Seattle Public Schools Order Teachers to Stop Making Money

SEATTLE — “Don’t worry, I don’t work on commission,” Best Buy employees explain with the same detached sincerity that pick-up artists use to convince their victims they are, in fact, not rapists. Best Buy hoped that by removing the financial incentive for employees to sell products, it would help alleviate the “hard sells” and pushy sales tactics that consumers have been complaining about for years. Of course this idea was wildly successful and no one has been pressured to buy a useless warranty or criminally overpriced accessory since then. In fact, by slowly transforming Best Buy into a seedy black market ruled by a mercenary underclass and removing any financial incentive for employees to even bother being knowledgeable about their job, Best Buy is poised to die out faster than uninsured baby boomers.

Now the Seattle Public School Board wants to apply the same successful business model to education.

By selling lesson plans and creative learning materials on, Seattle teacher Kristine Nannani was able to make over half of the median yearly salary for K-12 instructors. Sensing that an educator might be receiving too much compensation for their zealous work ethic and honed skill sets, Seattle school districts swooped in to put an end to this obviously unethical situation. “If teachers wanted to make money they should have learned how to esoterically move large sums of other people’s money around, not provide the educational foundation for tomorrow’s future voters and leaders,” quoted everyone not involved in education.

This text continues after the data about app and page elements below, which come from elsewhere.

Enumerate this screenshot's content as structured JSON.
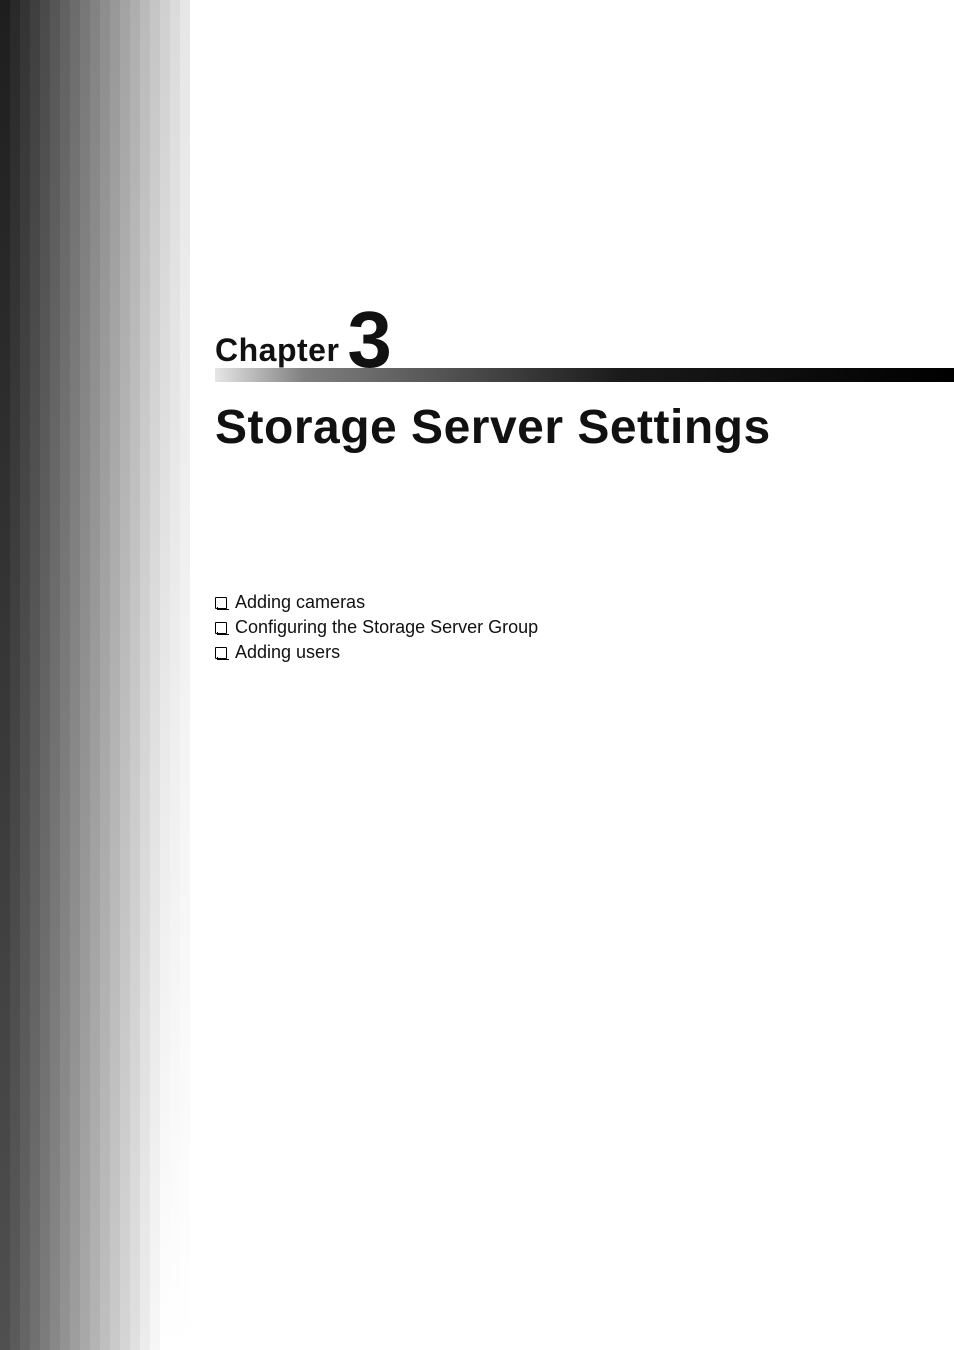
{
  "chapter": {
    "label": "Chapter",
    "number": "3",
    "title": "Storage Server Settings"
  },
  "toc": {
    "items": [
      {
        "text": "Adding cameras"
      },
      {
        "text": "Configuring the Storage Server Group"
      },
      {
        "text": "Adding users"
      }
    ]
  },
  "decor": {
    "bar_count": 19
  }
}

Certainly educators should be slightly more altruistic in their career goals than an expendable retail burnout, but financial comfort — not luxury — is a pivotal aspect for a profession that routinely demands a $500 out of pocket reinvestment in school supplies. Not to mention that financial incentives are one of the best ways to attract decent teachers to high-poverty or high-crime areas. Is it so unreasonable that Chicago Teachers are demanding a 30% increase for danger pay when Chicago gets an average of 666 crimes per square mile? That’s not even factoring the not-insignificant risk that one of their plucky prepubescent pupils might parlay a potential professor into a post-employed predator pedophile. The risk of either getting shot or seduced by one of American’s dangerously sexy children is great enough that caring, intelligent people are being soured on the idea of a teaching career altogether.

School officials in almost every state are also trying to tie a teacher’s salary to how well their students do on Standardized Tests. Don’t worry: teachers won’t make any extra money by teaching kids how to be well-spoken, informed on current events, able to detect bias in arguments, competent to function mathematically with their own finances, or how to conduct proper research. You can look forward to spending more money on making sure students can properly memorize a bunch of non-related context-less facts.